const buildModel = ()=> {
   model = tf.sequential();

   model.add(
      tf.layers.dense({
       inputShape: [2],
        units: 3,
        activation: "relu"
      })
   );

   model.add(
     tf.layers.dense({
       units: 2,
       activation: "softmax"
     })
   )

    model.compile({
       optimizer: tf.train.adam(0.1),
       loss: "binaryCrossentropy",
       metrics: ["accuracy"]
    })
}

Training the TensorflowJs model

Having the neuronal network ready it's time to train it. In order to do this we will use the data from the movieFeatures and results tensors defined above.

Before we actually pass the training data, we will need to do one hot encoding on the results tensors, so that we can make predictions with the format:

[
    chances_of_enjoying_the_movie,
    chances_of_not_enjoying_the_movie
]

The below code will do the one-hot encoding for the labels and train the model:

const encodeOneHot = (val, categoryCount) =>
  Array.from(tf.oneHot(val, categoryCount).dataSync())

const buildModel = ()=> {
  // build the neuronal network
  // ...
  // train the model
  const labels = tf.tensor(results.map(y => encodeOneHot(y, 2)))
  const options = {
    shuffle: true,
    epochs: 20
  }
  return model.fit(movieFeatures, lables, options)
}

Making predictions

Having the TensorflowJs model defined and trained we can use it to predict if a movie will be liked by a user or not.

Remember that the Tensorflow fit() method is async and returns a promise, so we will first need to wait for the promise to resolve and then we can call the new makePredictions() method:

buildModel().then(makePredictions)

And we can now test some movies:

const makePredictions = ()=> {
  const movie = [[0.8, 0.7]]
  model.predict(tf.tensor2d([movie])).print()
}

The model will output a tensor like the one below:

Tensor
     [[0.3198042, 0.6801958],]

This means that the probability of the user not enjoying the movie is smaller than the probability of the user liking the movie. You can use the TensorflowJs argMax() function to directly extract the result from this.
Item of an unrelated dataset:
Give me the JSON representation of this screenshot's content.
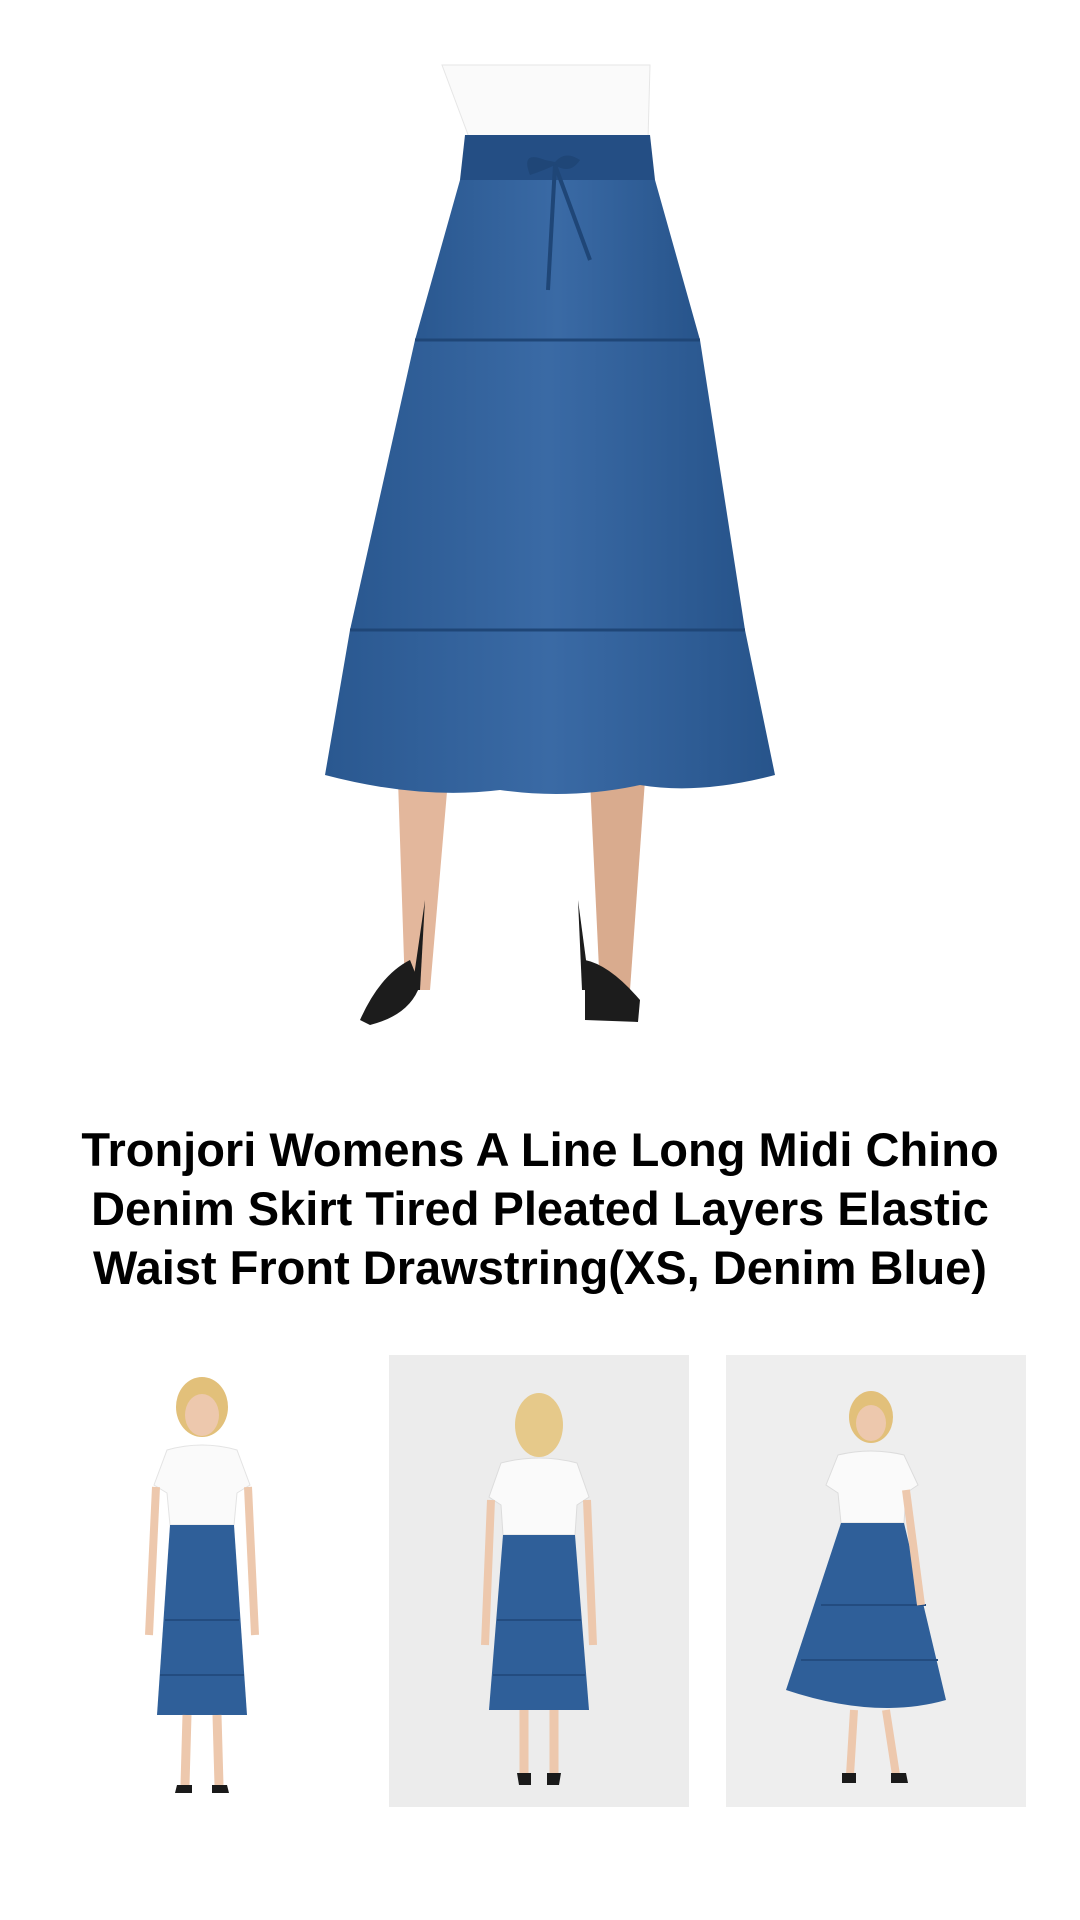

If you have enjoyed this tutorial you can also checkout this example of a TensorflowJs model that will predict the price of a house. It's a simpler version that only takes one feature into account.

10 Javascript AI projects with Langchain & React

Not sure what to build? Dive in with these Javascript AI projects! Learn how to build LLM powered apps using Langchain.js and React! Connect your apps to LLMs such as OpenAI, create agents, use vector databases, or setup AI context.

10 Javascript AI projects with Langchain & React

Not sure what to build? Dive in with these Javascript AI projects! Learn how to build LLM powered apps using Langchain.js and React! Connect your apps to LLMs such as OpenAI, create agents, use vector databases, or setup AI context.


Leave a Reply

Your email address will not be published. Required fields are marked *

📘 The Guide to React Home Screencasts Best of Newsletter Search X

📘 - 10 Javascript AI projects with React and LangChain

Hi friend! Before you go, just wanted to let you know about the 10 Javascript AI projects ideas with React and LangChain FREE ebook.

One of the best ways to learn is by doing the work. Choose from these 10 project ideas and start working on topics such as:

  • How does LangChain work
  • Connecting to OpenAI LLM
  • Create AI Agents
  • Simple and Sequential Chains
  • Adding Memory (Chat Context)
  • Prompt Templates
  • Using OutputParsers and Tools for Agents
  • Work with Documents and more...

Keep building and see the new capabilities LLM models can add to your React app! Get all projects as an ebook right to your inbox!

X